* _Problem to work on_
Look through the entries for the string "JSON", and copy each line that holds it.

* _Supplied records_
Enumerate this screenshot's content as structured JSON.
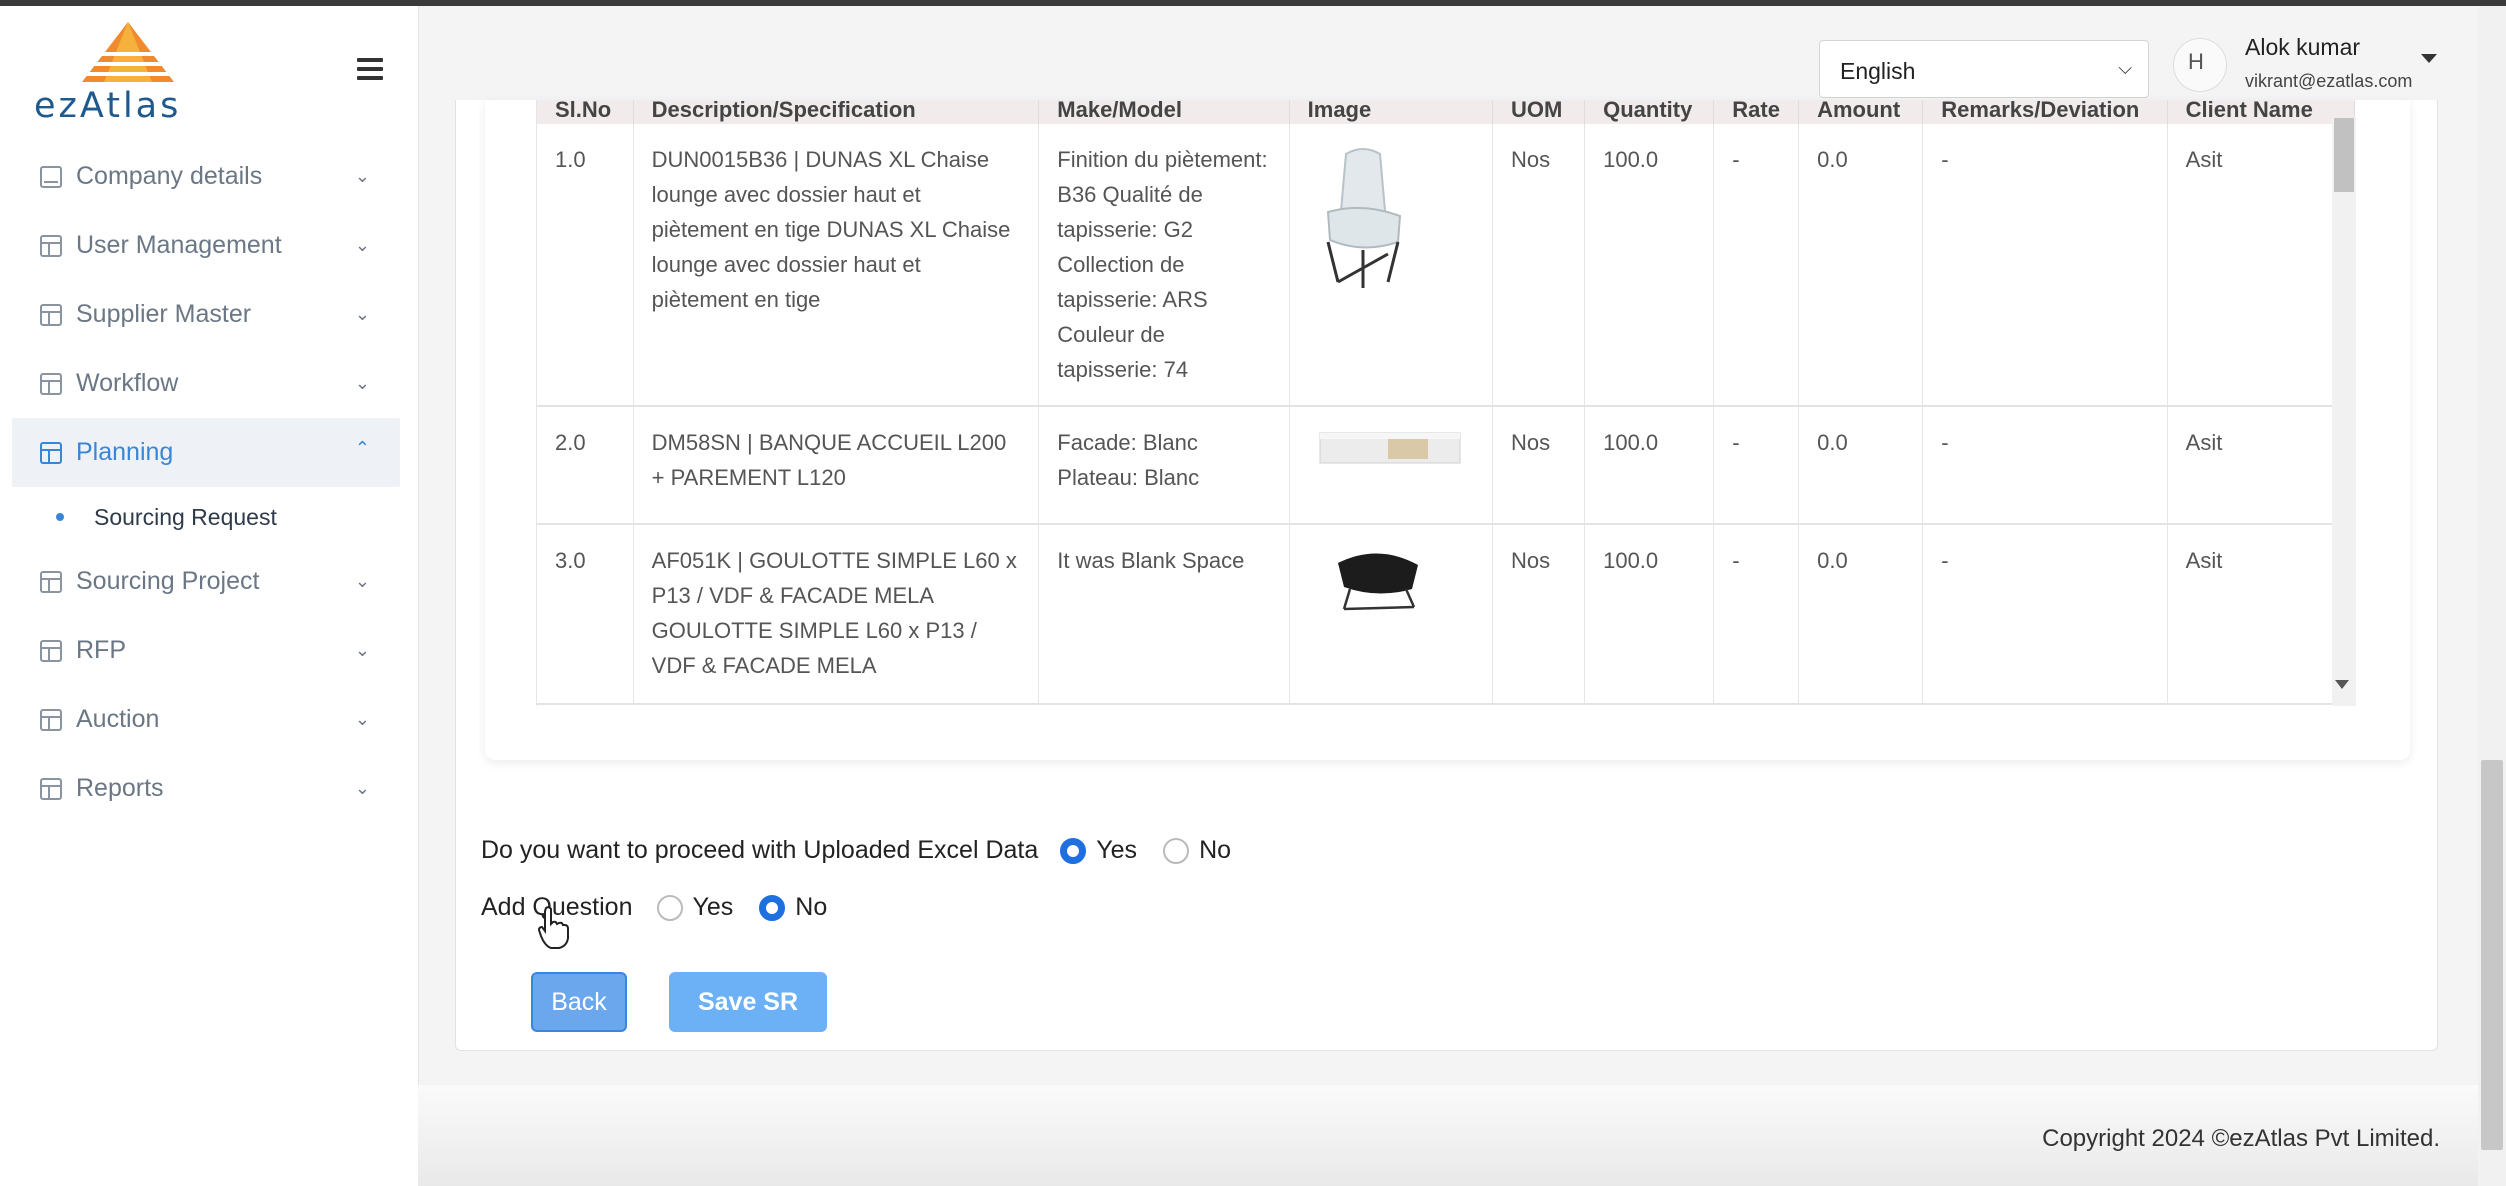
{
  "app": {
    "logo_text": "ezAtlas"
  },
  "sidebar": {
    "items": [
      {
        "label": "Company details",
        "icon": "book-icon"
      },
      {
        "label": "User Management",
        "icon": "table-icon"
      },
      {
        "label": "Supplier Master",
        "icon": "table-icon"
      },
      {
        "label": "Workflow",
        "icon": "table-icon"
      },
      {
        "label": "Planning",
        "icon": "table-icon",
        "active": true
      },
      {
        "label": "Sourcing Project",
        "icon": "table-icon"
      },
      {
        "label": "RFP",
        "icon": "table-icon"
      },
      {
        "label": "Auction",
        "icon": "table-icon"
      },
      {
        "label": "Reports",
        "icon": "table-icon"
      }
    ],
    "sub_item": "Sourcing Request"
  },
  "header": {
    "language": "English",
    "avatar_alt": "H",
    "user_name": "Alok kumar",
    "user_email": "vikrant@ezatlas.com"
  },
  "table": {
    "columns": [
      "Sl.No",
      "Description/Specification",
      "Make/Model",
      "Image",
      "UOM",
      "Quantity",
      "Rate",
      "Amount",
      "Remarks/Deviation",
      "Client Name"
    ],
    "rows": [
      {
        "sl": "1.0",
        "desc": "DUN0015B36 | DUNAS XL Chaise lounge avec dossier haut et piètement en tige DUNAS XL Chaise lounge avec dossier haut et piètement en tige",
        "make": "Finition du piètement: B36 Qualité de tapisserie: G2 Collection de tapisserie: ARS Couleur de tapisserie: 74",
        "image": "white-lounge-chair",
        "uom": "Nos",
        "qty": "100.0",
        "rate": "-",
        "amount": "0.0",
        "remarks": "-",
        "client": "Asit"
      },
      {
        "sl": "2.0",
        "desc": "DM58SN | BANQUE ACCUEIL L200 + PAREMENT L120",
        "make": "Facade: Blanc Plateau: Blanc",
        "image": "reception-desk",
        "uom": "Nos",
        "qty": "100.0",
        "rate": "-",
        "amount": "0.0",
        "remarks": "-",
        "client": "Asit"
      },
      {
        "sl": "3.0",
        "desc": "AF051K | GOULOTTE SIMPLE L60 x P13 / VDF & FACADE MELA GOULOTTE SIMPLE L60 x P13 / VDF & FACADE MELA",
        "make": "It was Blank Space",
        "image": "black-lounge-chair",
        "uom": "Nos",
        "qty": "100.0",
        "rate": "-",
        "amount": "0.0",
        "remarks": "-",
        "client": "Asit"
      }
    ]
  },
  "form": {
    "proceed_question": "Do you want to proceed with Uploaded Excel Data",
    "proceed_selected": "Yes",
    "add_question": "Add Question",
    "add_selected": "No",
    "yes_label": "Yes",
    "no_label": "No"
  },
  "buttons": {
    "back": "Back",
    "save": "Save SR"
  },
  "footer": {
    "copyright": "Copyright 2024 ©ezAtlas Pvt Limited."
  },
  "colors": {
    "accent": "#3a86d6",
    "button": "#6cb0f5",
    "radio": "#1e6fe0"
  }
}
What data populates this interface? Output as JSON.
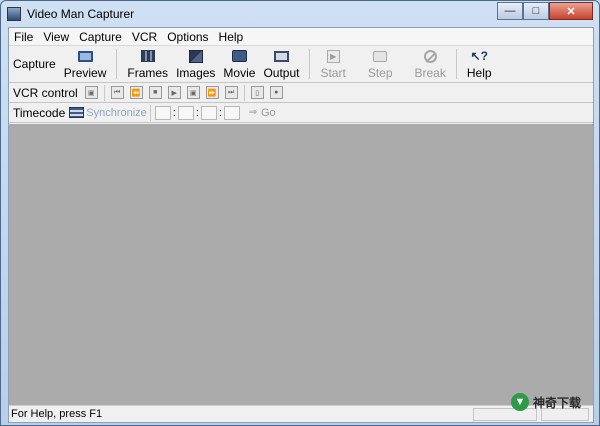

* _Task answer_
Enumerate this screenshot's content as structured JSON.
What data populates this interface? Output as JSON.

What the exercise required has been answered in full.